Your response must be the entire set of entries, reproduced word for word.

[Supplied information Boundary: Start]

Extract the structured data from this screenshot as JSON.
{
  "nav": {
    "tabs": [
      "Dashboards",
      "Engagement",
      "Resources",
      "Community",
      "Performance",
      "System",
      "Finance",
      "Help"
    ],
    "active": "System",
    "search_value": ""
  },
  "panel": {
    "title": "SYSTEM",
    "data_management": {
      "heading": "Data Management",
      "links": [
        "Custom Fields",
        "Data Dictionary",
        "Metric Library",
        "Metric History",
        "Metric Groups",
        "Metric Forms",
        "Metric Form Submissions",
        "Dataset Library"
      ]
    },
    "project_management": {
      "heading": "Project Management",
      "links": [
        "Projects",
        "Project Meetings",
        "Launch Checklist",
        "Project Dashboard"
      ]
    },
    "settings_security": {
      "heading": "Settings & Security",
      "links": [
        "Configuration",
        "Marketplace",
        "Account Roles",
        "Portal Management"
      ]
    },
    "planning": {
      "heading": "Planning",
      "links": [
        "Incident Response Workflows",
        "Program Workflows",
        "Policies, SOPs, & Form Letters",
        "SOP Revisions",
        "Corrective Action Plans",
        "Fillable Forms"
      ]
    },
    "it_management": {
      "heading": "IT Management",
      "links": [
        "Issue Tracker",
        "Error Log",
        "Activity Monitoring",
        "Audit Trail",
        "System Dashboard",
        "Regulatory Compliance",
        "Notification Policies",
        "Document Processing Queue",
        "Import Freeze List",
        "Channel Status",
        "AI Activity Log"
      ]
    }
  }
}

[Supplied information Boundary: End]

**Exercise result**
Extract the structured data from this screenshot as JSON.
{
  "nav": {
    "tabs": [
      "Dashboards",
      "Engagement",
      "Resources",
      "Community",
      "Performance",
      "System",
      "Finance",
      "Help"
    ],
    "active": "System",
    "search_value": ""
  },
  "panel": {
    "title": "SYSTEM",
    "data_management": {
      "heading": "Data Management",
      "links": [
        "Custom Fields",
        "Data Dictionary",
        "Metric Library",
        "Metric History",
        "Metric Groups",
        "Metric Forms",
        "Metric Form Submissions",
        "Dataset Library"
      ]
    },
    "project_management": {
      "heading": "Project Management",
      "links": [
        "Projects",
        "Project Meetings",
        "Launch Checklist",
        "Project Dashboard"
      ]
    },
    "settings_security": {
      "heading": "Settings & Security",
      "links": [
        "Configuration",
        "Marketplace",
        "Account Roles",
        "Portal Management"
      ]
    },
    "planning": {
      "heading": "Planning",
      "links": [
        "Incident Response Workflows",
        "Program Workflows",
        "Policies, SOPs, & Form Letters",
        "SOP Revisions",
        "Corrective Action Plans",
        "Fillable Forms"
      ]
    },
    "it_management": {
      "heading": "IT Management",
      "links": [
        "Issue Tracker",
        "Error Log",
        "Activity Monitoring",
        "Audit Trail",
        "System Dashboard",
        "Regulatory Compliance",
        "Notification Policies",
        "Document Processing Queue",
        "Import Freeze List",
        "Channel Status",
        "AI Activity Log"
      ]
    }
  }
}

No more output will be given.